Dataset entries
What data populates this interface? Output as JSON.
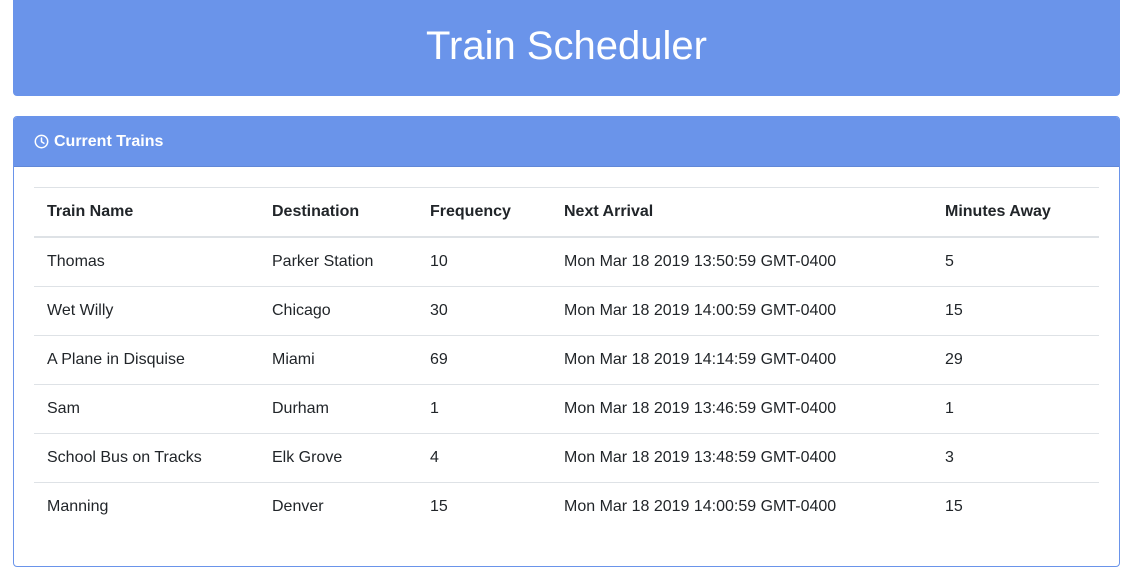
{
  "header": {
    "title": "Train Scheduler"
  },
  "panel": {
    "title": "Current Trains",
    "icon": "clock-icon",
    "accent_color": "#6a94ea"
  },
  "table": {
    "columns": [
      "Train Name",
      "Destination",
      "Frequency",
      "Next Arrival",
      "Minutes Away"
    ],
    "rows": [
      [
        "Thomas",
        "Parker Station",
        "10",
        "Mon Mar 18 2019 13:50:59 GMT-0400",
        "5"
      ],
      [
        "Wet Willy",
        "Chicago",
        "30",
        "Mon Mar 18 2019 14:00:59 GMT-0400",
        "15"
      ],
      [
        "A Plane in Disquise",
        "Miami",
        "69",
        "Mon Mar 18 2019 14:14:59 GMT-0400",
        "29"
      ],
      [
        "Sam",
        "Durham",
        "1",
        "Mon Mar 18 2019 13:46:59 GMT-0400",
        "1"
      ],
      [
        "School Bus on Tracks",
        "Elk Grove",
        "4",
        "Mon Mar 18 2019 13:48:59 GMT-0400",
        "3"
      ],
      [
        "Manning",
        "Denver",
        "15",
        "Mon Mar 18 2019 14:00:59 GMT-0400",
        "15"
      ]
    ]
  }
}
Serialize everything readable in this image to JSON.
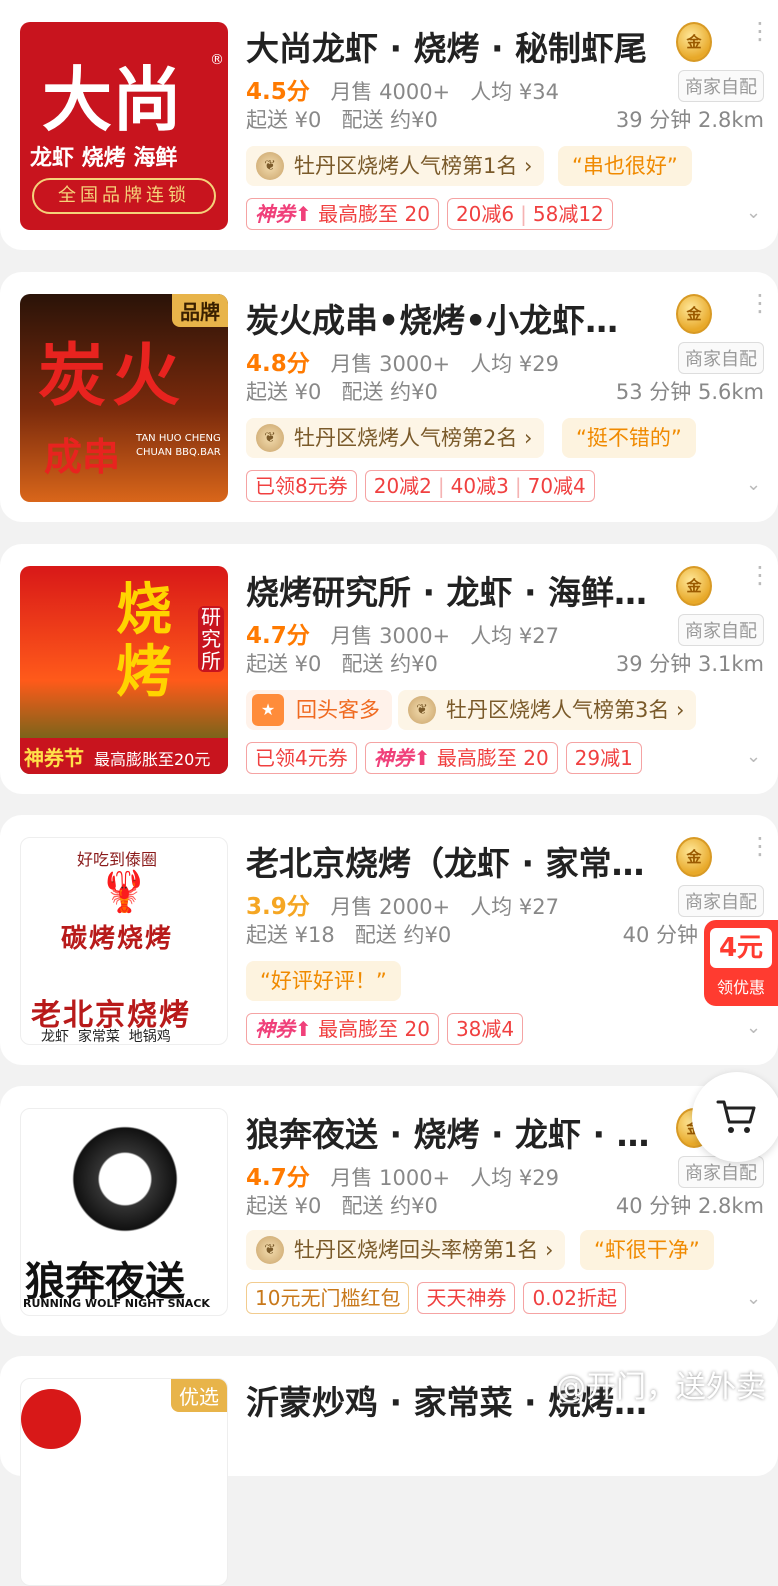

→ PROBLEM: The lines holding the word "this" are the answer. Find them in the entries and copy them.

→ EXERCISE RESPONSE:
What data populates this interface? Output as JSON.
Serialize everything readable in this image to JSON.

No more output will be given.